February 03, 2003
Chico, CA - The Brickworks
Pictures from Tony Collins
Review from Synthesis.net
I had low hopes for the night from the minute I entered the club. Manic polka music was tearing out of the house speakers, and it was beginning to give me a headache when I asked a friend what exactly the deal was. “Oh, I overheard the booking agent say that The Melvins insisted this be played before the show,” he said. Inauspicious, to say the least. But expectations have a way of biting me in the ass, and this night was no exception. The opening act wasted no time in storming the stage and dutifully churning out Cro-Magnon stoner rock punctuated by odd time changes and snaking, sinewy bass lines. The singer / guitarist looked oddly familiar, and by the time the group had transformed into the headlining act (which I’ll get to later), I realized that it was none other than Dale Crover, The Melvins’ drummer. Their music made an appropriate precursor to what was yet to come.
After a half an hour of playing, the group went into an extended jam that seemed like it would never end. And it didn’t…all the members of The Melvins gradually infiltrated the stage, taking control. The fact that a guitarist became the drummer without my ever noticing is a testament to how seamless the transition was. The meager crowd howled in anticipation as lead singer King Buzzo took the stage. Buzzo was an engaging figure; two parts Ozzy Osbourne and one part Don King. The Melvins’ commercial success has been modest, and mostly related to being Kurt Cobain’s favorite band, which has left them with a diehard fanbase of freaks and stoners, both of whom came out of the woodwork for a dose of riff-heavy sludge rock.

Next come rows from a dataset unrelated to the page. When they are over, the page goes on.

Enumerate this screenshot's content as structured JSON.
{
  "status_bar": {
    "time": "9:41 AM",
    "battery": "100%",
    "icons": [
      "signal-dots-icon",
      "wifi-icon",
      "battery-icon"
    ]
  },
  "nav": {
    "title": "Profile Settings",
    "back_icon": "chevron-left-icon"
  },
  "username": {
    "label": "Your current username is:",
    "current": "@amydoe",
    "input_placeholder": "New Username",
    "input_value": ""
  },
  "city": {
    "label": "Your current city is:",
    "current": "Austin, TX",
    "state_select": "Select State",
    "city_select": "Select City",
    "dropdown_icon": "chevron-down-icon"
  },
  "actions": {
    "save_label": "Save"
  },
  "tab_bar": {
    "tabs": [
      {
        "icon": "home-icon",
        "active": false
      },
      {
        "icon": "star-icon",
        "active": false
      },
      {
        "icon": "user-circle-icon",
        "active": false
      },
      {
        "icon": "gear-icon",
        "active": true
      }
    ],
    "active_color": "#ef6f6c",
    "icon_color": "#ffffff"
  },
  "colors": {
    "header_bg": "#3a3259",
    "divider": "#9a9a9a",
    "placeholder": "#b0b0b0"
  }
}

Upon their arrival, I immediately noticed that they were all wearing tattered sackcloth dresses. With the exception of Buzzo, they all appeared listless, but still managed to put forth a powerful set. Consisting of patchwork drone, feedback and monstrous rhythms, their songs had a way of blending together while retaining distinctly different tones. A cool thing about their marathon performance was whenever you thought that they had settled comfortably into a groove, they would abruptly mix it up and proceed to rock the crowd with a sinister 15-second thrasher. By the same token, however, they were adept at picking up an unassuming riff and expanding on it until it became its own entity, only to incorporate it into the next piece. A second guitarist (who goes by the name of Adam Jones, better known from his day job as the guitar player in Tool) provided ample distortion, stopping occasionally to coax ominous noise from a keyboard. The only way their set could be described is like trying to sing along to a Flipper record while sinking in quicksand.

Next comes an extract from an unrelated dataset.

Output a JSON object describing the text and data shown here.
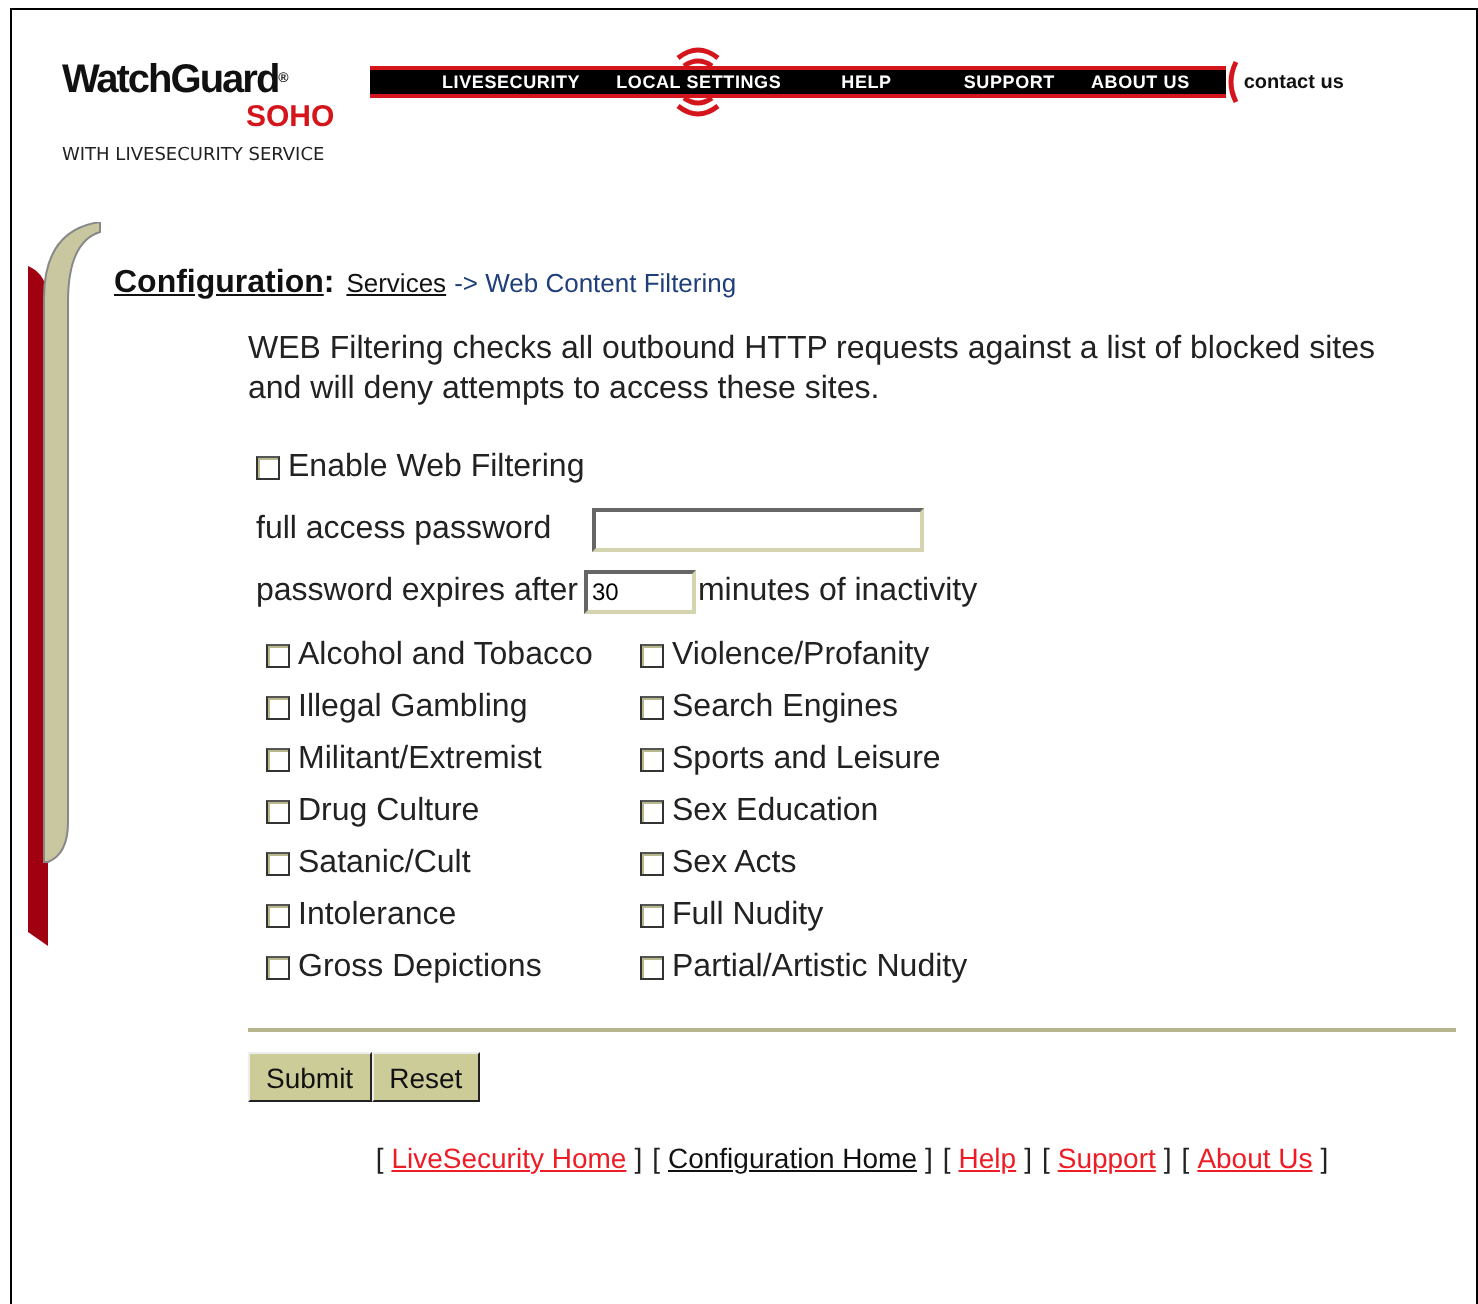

Just as the drummer started banging a gong and they began to wind down, everyone waited for them to do what they did last time: stand around for five minutes before one final jam. Then the house lights came on and Michael Jackson’s peppy “Don’t Stop ‘Till You Get Enough” jolted the audience out of its collective trance. The Melvins had gotten us, and I couldn’t help but laugh.
– Raphael di Donato